In a subplot, Baggs is searching for a sailor named Forshay, who is in charge of training recruits and has his own tough approach to new recruits, including Baggs. After a brief fight, the two become friends based on their shared love of their Navy careers that override everything else in their lives. Forshay is demoted, and is being discharged over his mistreatment of recruits, one of whom who had political connections. Forshay loses his pension, and Baggs finds him doing a menial job as a barker at a strip show.
In order to stay with Doug, Baggs gets the veteran ex-sailor Forshay (Eli Wallach) to change places with him and ship out under his name. Baggs and Doug then head for New Orleans to look for Maggie.
- James Caan as Baggs
- Marsha Mason as Maggie Paul
- Kirk Calloway as Doug
- Eli Wallach as Forshay

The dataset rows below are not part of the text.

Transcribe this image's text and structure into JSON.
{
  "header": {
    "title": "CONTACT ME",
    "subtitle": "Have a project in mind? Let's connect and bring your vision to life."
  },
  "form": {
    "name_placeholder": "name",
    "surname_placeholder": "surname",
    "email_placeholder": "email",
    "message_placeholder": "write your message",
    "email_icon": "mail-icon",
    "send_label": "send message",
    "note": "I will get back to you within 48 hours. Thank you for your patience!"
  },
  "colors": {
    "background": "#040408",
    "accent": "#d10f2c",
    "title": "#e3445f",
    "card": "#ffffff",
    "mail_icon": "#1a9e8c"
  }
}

- Burt Young as Master at Arms
- Dabney Coleman as the Exec
- Bruno Kirby as Alcott
- Allyn Ann McLerie as Miss Watkins (welfare worker)
Cinderella Liberty received a nomination for a Golden Globe Award for Best Motion Picture. In lamenting many of the film choices he made in the years immediately following his Oscar and Golden Globe nominated performance in The Godfather, Caan mentioned Cinderella Liberty as one of the exceptions to those regrets, commenting that he liked the film a lot.

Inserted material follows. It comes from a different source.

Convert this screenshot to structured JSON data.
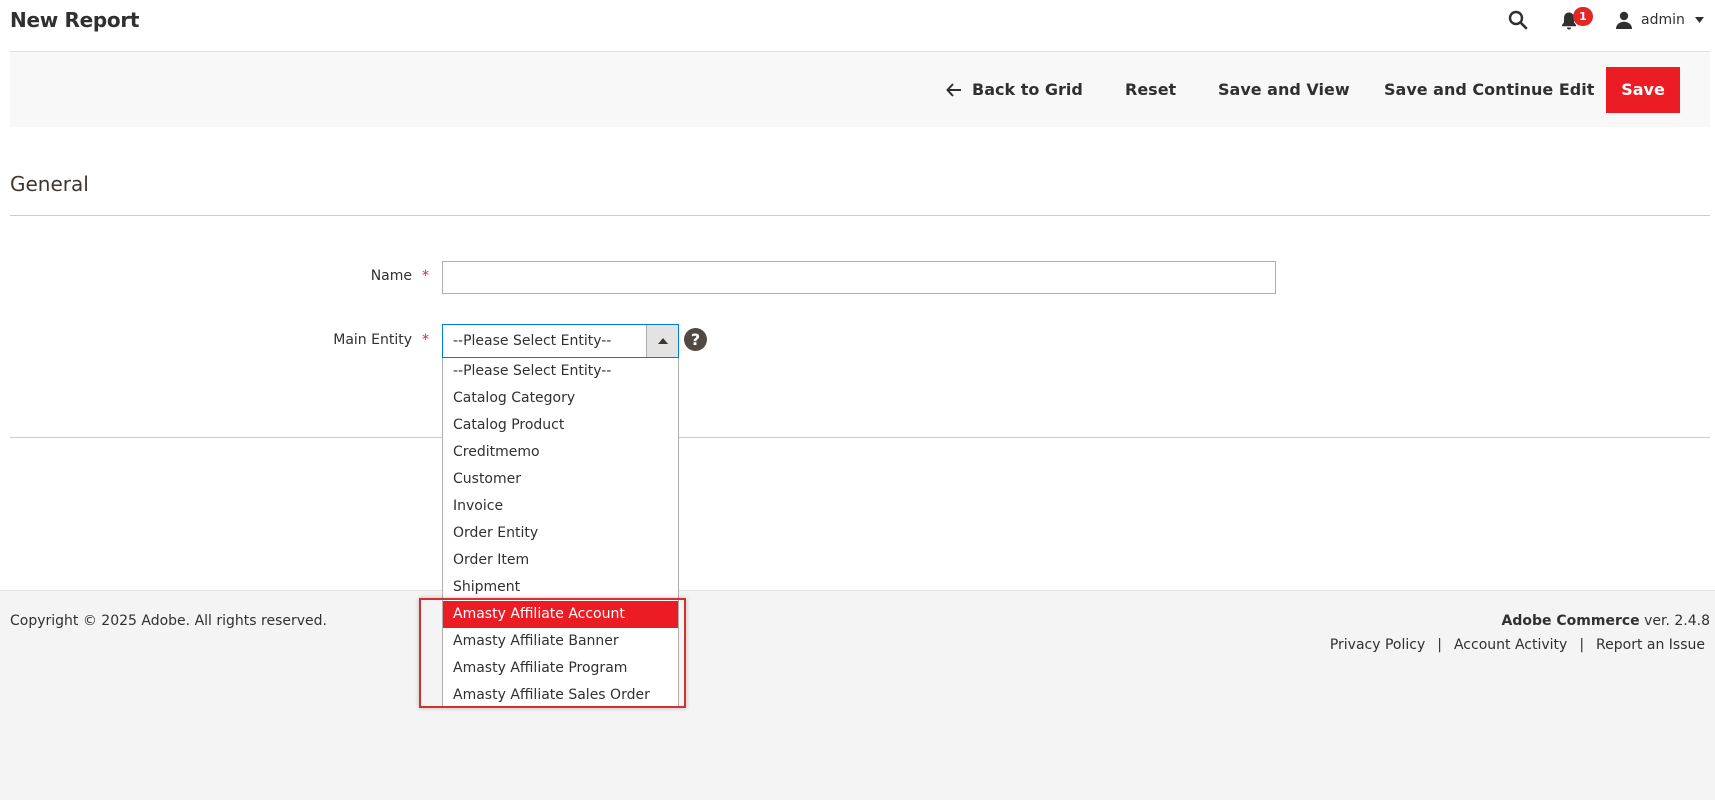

The film is recognized by American Film Institute in these lists:
|1.||"Wednesday Special (Main Title) (Vocal by Paul Williams)"||2:28|
|2.||"Nice to Be Around"||2:51|
|4.||"Maggie Shoots Pool"||3:56|
|5.||"Maggie and Baggs"||4:07|
|7.||"Nice to Be Around (Vocal by Paul Williams)"||2:38|
|9.||"Cinderella Liberty Love Theme"||3:59|
|10.||"The Ferry Ride"||1:46|
|11.||"A Baby Boy Arrives"||2:06|
|12.||"Wednesday Special (End Title) (Vocal by Paul Williams)"||2:28|
- Solomon, Aubrey. Twentieth Century Fox: A Corporate and Financial History (The Scarecrow Filmmakers Series). Lanham, Maryland: Scarecrow Press, 1989. ISBN 978-0-8108-4244-1. p257
- Solomon, p. 232.
- James Caan's career hitting tough times Siskel, Gene. Chicago Tribune (1963-Current file) [Chicago, Ill] 27 Nov 1977: e6.
- "AFI's 100 Years...100 Passions Nominees" (PDF). Retrieved 2016-08-18.
- "Cinderella Liberty (Intrada Special Collection)". Intrada Records. Retrieved October 19, 2012.